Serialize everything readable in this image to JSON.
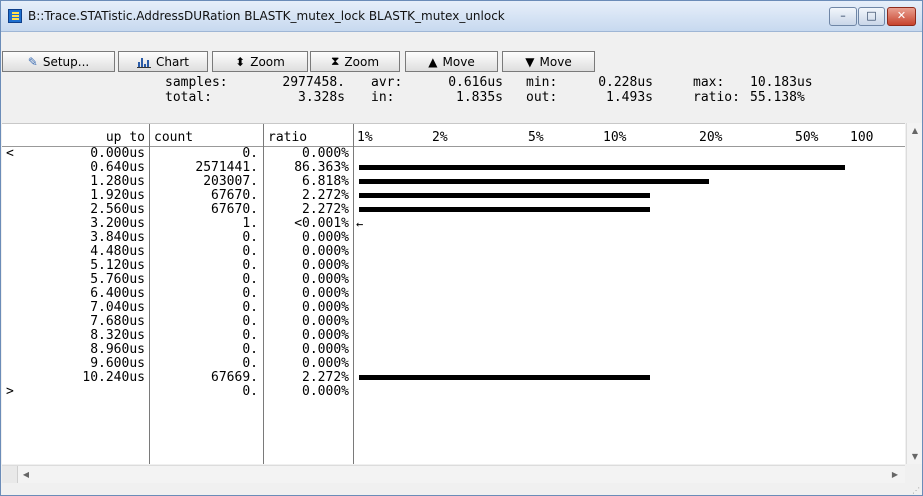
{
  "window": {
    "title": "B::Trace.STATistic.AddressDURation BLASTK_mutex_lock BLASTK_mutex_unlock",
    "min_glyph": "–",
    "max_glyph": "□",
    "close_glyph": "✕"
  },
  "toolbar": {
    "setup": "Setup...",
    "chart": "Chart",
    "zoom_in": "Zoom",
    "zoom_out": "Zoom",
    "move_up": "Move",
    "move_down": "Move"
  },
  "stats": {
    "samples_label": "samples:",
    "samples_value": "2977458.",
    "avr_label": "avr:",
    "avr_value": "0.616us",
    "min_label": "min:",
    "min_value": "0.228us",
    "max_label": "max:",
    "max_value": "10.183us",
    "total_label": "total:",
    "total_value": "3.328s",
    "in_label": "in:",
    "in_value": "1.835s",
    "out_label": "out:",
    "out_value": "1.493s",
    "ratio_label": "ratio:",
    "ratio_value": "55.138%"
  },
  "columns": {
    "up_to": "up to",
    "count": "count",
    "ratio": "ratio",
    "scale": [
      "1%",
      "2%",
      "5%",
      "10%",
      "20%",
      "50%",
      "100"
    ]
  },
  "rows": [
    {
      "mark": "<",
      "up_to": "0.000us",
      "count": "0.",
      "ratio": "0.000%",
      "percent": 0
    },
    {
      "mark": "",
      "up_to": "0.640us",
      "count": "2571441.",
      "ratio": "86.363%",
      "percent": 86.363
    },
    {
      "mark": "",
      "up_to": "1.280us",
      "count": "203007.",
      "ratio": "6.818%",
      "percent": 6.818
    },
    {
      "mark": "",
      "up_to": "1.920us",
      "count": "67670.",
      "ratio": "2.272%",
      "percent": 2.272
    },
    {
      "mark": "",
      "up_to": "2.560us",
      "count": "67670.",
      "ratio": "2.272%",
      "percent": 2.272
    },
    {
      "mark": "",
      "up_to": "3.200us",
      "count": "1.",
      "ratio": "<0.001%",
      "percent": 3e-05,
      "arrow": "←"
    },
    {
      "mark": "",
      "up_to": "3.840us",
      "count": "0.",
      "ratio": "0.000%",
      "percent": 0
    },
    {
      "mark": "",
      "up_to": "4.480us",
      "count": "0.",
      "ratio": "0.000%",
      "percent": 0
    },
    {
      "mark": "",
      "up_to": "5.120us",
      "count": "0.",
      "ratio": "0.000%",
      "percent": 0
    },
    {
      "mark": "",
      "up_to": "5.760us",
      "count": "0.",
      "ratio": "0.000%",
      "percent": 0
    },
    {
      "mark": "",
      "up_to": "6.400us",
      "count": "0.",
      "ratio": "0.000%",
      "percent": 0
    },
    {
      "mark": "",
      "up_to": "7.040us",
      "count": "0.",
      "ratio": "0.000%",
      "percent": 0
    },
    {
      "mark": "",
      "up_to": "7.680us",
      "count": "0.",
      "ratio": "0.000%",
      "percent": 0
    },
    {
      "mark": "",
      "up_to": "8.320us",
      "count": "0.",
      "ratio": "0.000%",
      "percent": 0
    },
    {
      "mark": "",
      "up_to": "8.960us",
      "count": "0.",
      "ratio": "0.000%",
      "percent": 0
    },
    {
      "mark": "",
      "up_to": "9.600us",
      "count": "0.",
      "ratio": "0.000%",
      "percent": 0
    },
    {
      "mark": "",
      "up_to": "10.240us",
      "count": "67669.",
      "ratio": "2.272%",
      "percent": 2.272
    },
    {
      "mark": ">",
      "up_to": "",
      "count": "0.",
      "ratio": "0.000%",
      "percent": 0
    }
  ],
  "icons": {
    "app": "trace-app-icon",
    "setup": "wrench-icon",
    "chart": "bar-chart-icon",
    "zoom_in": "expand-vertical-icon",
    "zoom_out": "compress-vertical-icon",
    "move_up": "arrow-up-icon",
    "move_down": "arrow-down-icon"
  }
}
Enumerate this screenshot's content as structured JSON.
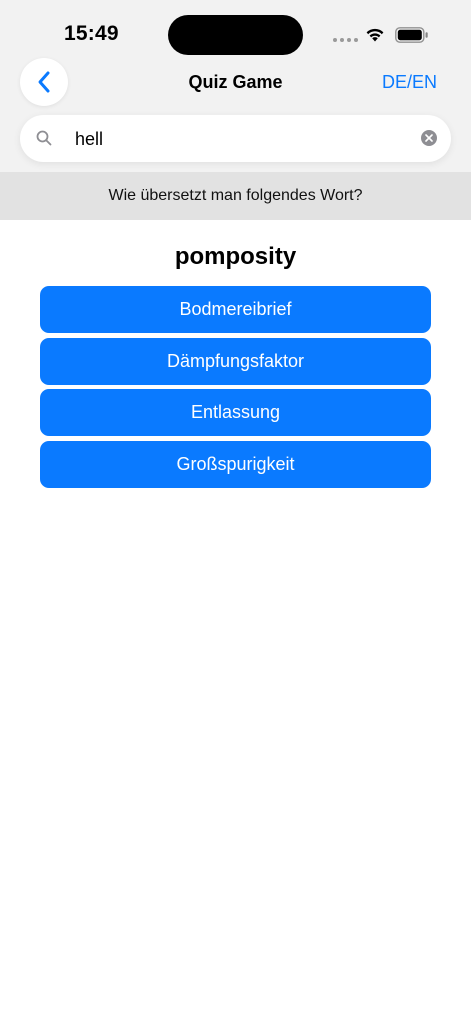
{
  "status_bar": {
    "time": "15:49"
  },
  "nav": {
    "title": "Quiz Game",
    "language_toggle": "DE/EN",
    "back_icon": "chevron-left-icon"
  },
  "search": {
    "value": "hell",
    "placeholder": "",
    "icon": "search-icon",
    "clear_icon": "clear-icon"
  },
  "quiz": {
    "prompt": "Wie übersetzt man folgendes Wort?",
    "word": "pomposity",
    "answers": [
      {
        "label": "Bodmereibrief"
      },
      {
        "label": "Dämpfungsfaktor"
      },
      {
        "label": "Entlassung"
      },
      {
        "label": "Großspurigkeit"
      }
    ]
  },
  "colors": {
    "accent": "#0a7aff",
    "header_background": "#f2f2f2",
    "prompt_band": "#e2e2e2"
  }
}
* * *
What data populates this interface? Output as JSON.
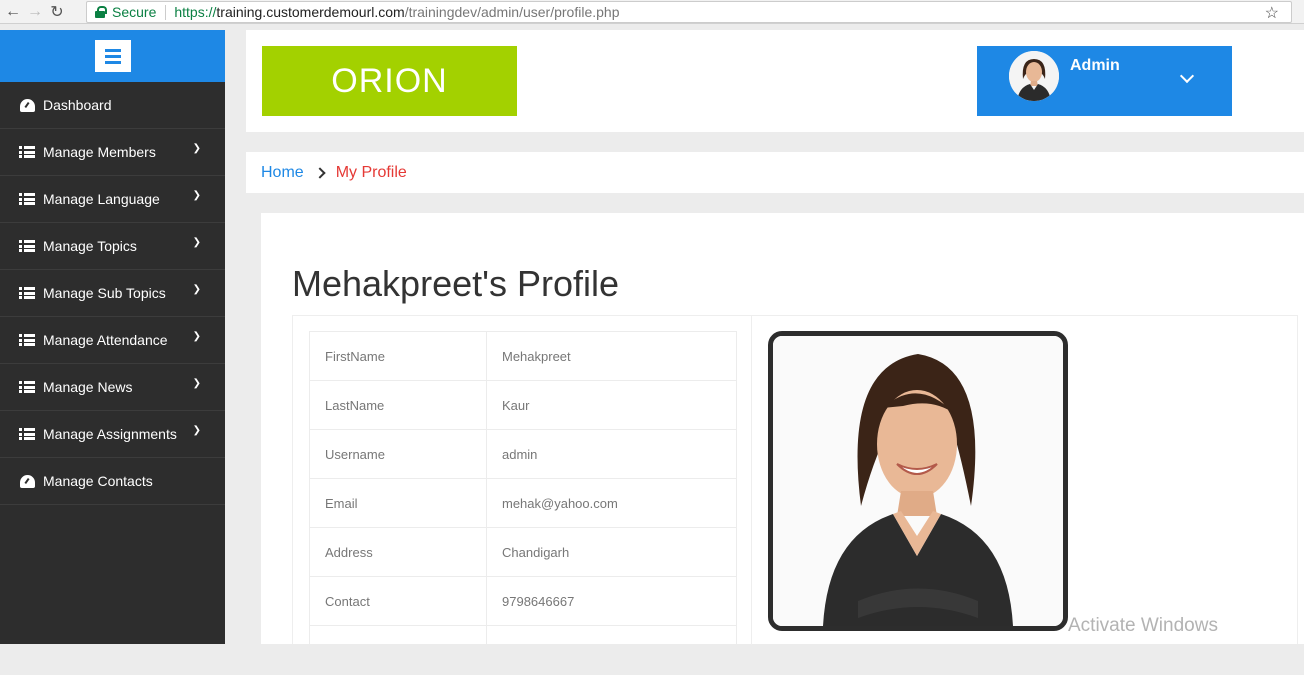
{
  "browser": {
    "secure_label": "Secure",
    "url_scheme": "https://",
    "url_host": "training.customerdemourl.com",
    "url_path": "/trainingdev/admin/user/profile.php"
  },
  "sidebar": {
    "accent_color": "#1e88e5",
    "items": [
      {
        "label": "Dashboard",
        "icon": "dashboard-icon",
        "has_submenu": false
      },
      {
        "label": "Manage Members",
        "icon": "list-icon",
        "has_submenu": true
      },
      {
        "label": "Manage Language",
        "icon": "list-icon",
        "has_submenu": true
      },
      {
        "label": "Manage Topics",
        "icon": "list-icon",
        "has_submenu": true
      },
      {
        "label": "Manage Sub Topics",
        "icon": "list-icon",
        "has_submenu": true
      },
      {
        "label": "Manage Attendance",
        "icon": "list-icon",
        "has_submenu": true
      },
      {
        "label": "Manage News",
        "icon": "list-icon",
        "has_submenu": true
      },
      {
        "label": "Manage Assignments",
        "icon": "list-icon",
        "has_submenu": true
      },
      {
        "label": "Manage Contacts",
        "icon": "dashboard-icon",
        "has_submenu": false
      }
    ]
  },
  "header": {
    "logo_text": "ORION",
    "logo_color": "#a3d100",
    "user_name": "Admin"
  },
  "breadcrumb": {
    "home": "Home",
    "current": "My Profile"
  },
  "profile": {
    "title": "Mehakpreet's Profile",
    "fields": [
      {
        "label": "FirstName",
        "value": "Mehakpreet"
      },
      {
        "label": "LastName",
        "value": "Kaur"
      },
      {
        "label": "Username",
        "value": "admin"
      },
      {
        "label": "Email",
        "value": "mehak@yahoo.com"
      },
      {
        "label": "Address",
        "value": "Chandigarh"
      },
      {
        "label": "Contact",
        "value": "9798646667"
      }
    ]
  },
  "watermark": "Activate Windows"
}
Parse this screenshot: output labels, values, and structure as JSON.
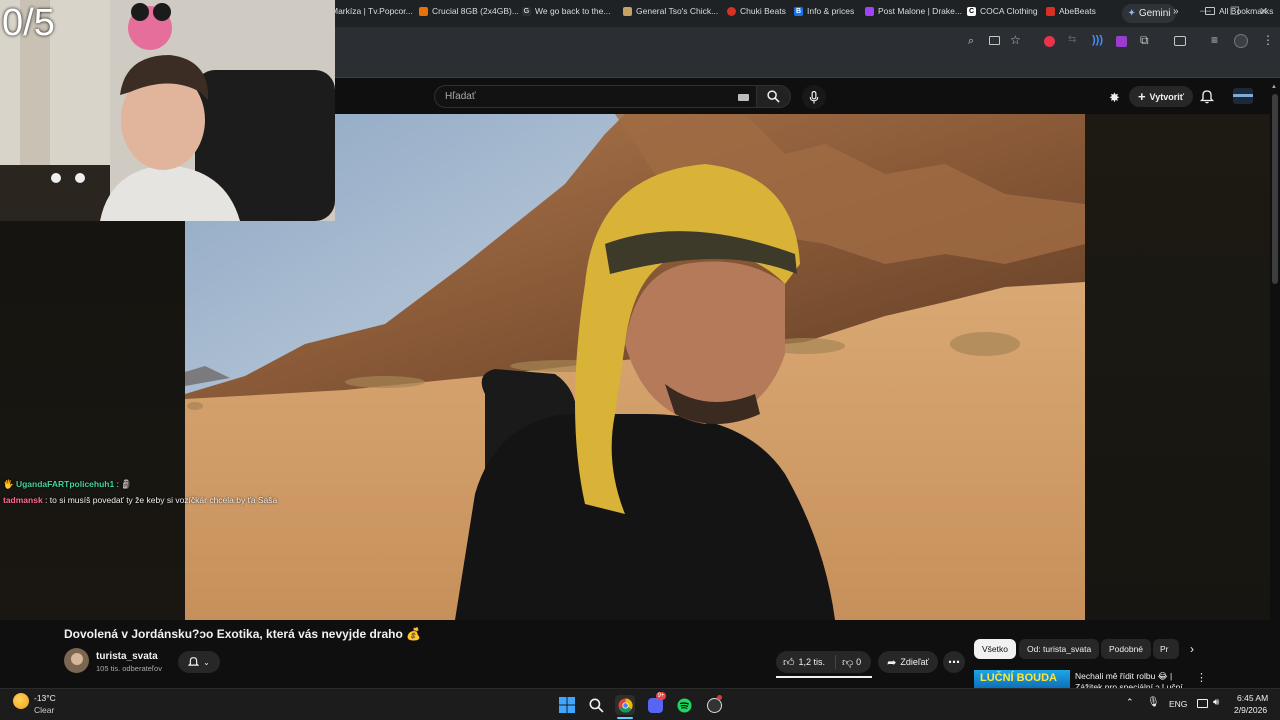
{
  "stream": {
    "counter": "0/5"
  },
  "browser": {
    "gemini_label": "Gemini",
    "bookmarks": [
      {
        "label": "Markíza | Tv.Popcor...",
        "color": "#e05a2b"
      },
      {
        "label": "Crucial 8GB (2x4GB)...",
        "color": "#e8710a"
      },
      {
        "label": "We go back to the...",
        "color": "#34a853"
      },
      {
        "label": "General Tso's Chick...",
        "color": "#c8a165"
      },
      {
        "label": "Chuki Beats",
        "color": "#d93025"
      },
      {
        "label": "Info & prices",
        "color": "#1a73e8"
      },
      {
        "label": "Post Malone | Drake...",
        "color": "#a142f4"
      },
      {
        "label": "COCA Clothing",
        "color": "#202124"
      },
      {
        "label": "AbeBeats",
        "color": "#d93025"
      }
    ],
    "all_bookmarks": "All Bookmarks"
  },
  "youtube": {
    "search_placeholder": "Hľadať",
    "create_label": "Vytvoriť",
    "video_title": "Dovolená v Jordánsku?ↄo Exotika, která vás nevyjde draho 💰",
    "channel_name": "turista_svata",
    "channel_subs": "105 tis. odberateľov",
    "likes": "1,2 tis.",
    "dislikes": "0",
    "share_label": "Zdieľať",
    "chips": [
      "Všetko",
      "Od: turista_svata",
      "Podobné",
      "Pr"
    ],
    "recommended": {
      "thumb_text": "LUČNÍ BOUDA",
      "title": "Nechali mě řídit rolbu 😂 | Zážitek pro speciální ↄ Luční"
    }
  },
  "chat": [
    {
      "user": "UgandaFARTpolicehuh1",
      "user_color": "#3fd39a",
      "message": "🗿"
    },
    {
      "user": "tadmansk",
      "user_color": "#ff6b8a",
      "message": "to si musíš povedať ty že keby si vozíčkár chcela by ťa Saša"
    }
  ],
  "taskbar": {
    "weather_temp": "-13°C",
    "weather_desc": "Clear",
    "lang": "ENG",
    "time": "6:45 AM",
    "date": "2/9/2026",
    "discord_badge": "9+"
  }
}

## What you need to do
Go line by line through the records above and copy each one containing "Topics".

## Solution to the problem
        "label": "Manage Topics",
        "label": "Manage Sub Topics",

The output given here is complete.